::: LISTED ENTRIES

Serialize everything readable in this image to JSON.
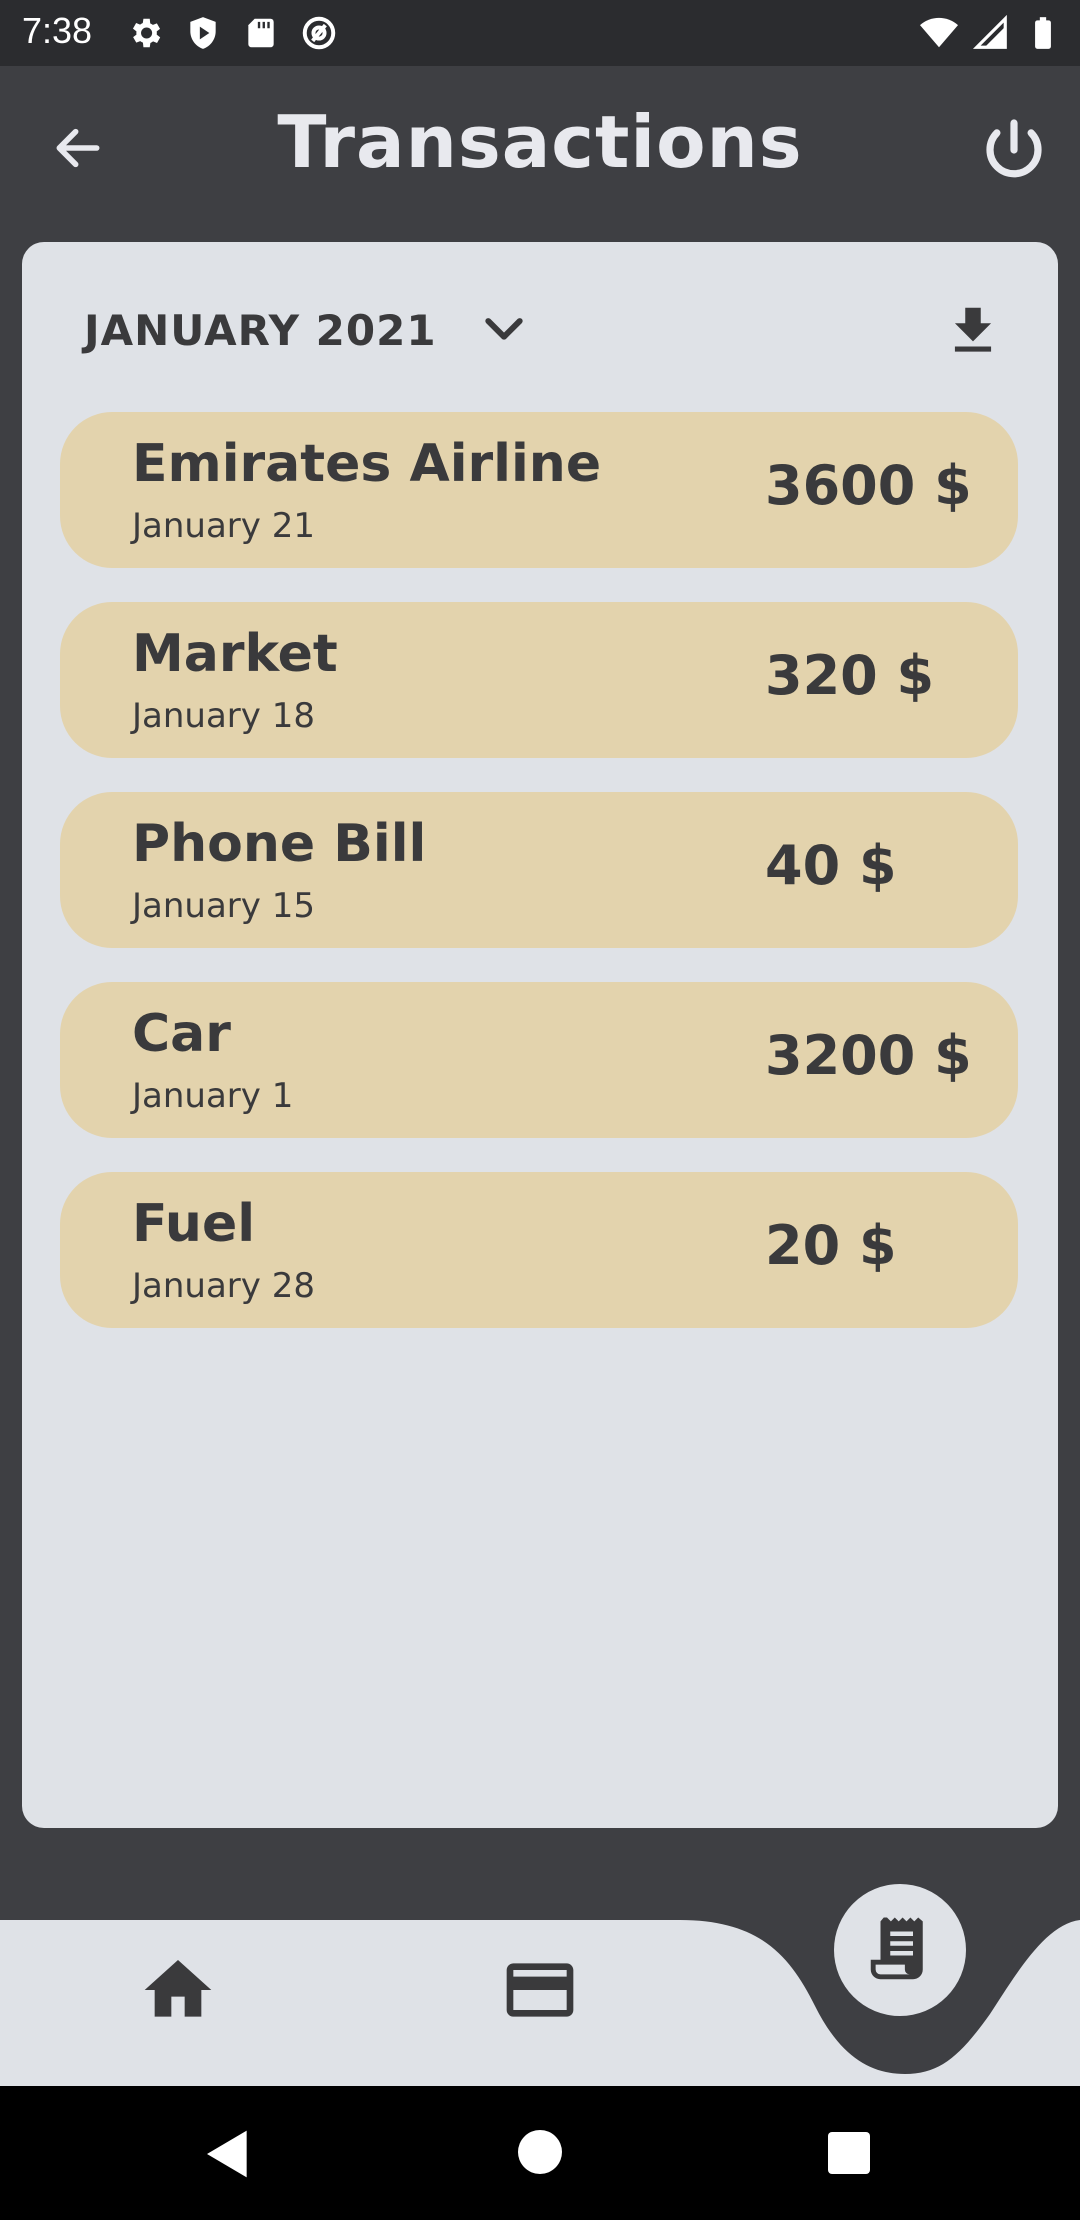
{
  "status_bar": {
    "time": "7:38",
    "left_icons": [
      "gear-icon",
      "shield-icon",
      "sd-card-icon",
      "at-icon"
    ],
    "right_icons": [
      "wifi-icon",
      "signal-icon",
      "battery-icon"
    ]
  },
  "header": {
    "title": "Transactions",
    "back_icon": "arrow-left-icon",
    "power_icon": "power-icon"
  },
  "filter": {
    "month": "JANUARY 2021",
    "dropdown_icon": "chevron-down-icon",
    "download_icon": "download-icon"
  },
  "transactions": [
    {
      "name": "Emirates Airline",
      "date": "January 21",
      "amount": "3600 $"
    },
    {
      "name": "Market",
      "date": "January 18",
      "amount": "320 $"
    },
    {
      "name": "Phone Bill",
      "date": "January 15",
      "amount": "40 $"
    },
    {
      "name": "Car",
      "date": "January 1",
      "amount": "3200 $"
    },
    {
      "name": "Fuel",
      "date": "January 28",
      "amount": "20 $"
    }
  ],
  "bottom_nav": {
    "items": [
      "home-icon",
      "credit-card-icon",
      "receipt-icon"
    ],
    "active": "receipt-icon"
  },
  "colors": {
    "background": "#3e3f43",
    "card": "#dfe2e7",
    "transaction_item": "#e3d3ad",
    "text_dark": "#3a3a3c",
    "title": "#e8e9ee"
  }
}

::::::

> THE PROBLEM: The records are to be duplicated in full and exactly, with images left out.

> ANSWER AREA:
Serialize everything readable in this image to JSON.
{
  "status_bar": {
    "time": "7:38",
    "left_icons": [
      "gear-icon",
      "shield-icon",
      "sd-card-icon",
      "at-icon"
    ],
    "right_icons": [
      "wifi-icon",
      "signal-icon",
      "battery-icon"
    ]
  },
  "header": {
    "title": "Transactions",
    "back_icon": "arrow-left-icon",
    "power_icon": "power-icon"
  },
  "filter": {
    "month": "JANUARY 2021",
    "dropdown_icon": "chevron-down-icon",
    "download_icon": "download-icon"
  },
  "transactions": [
    {
      "name": "Emirates Airline",
      "date": "January 21",
      "amount": "3600 $"
    },
    {
      "name": "Market",
      "date": "January 18",
      "amount": "320 $"
    },
    {
      "name": "Phone Bill",
      "date": "January 15",
      "amount": "40 $"
    },
    {
      "name": "Car",
      "date": "January 1",
      "amount": "3200 $"
    },
    {
      "name": "Fuel",
      "date": "January 28",
      "amount": "20 $"
    }
  ],
  "bottom_nav": {
    "items": [
      "home-icon",
      "credit-card-icon",
      "receipt-icon"
    ],
    "active": "receipt-icon"
  },
  "colors": {
    "background": "#3e3f43",
    "card": "#dfe2e7",
    "transaction_item": "#e3d3ad",
    "text_dark": "#3a3a3c",
    "title": "#e8e9ee"
  }
}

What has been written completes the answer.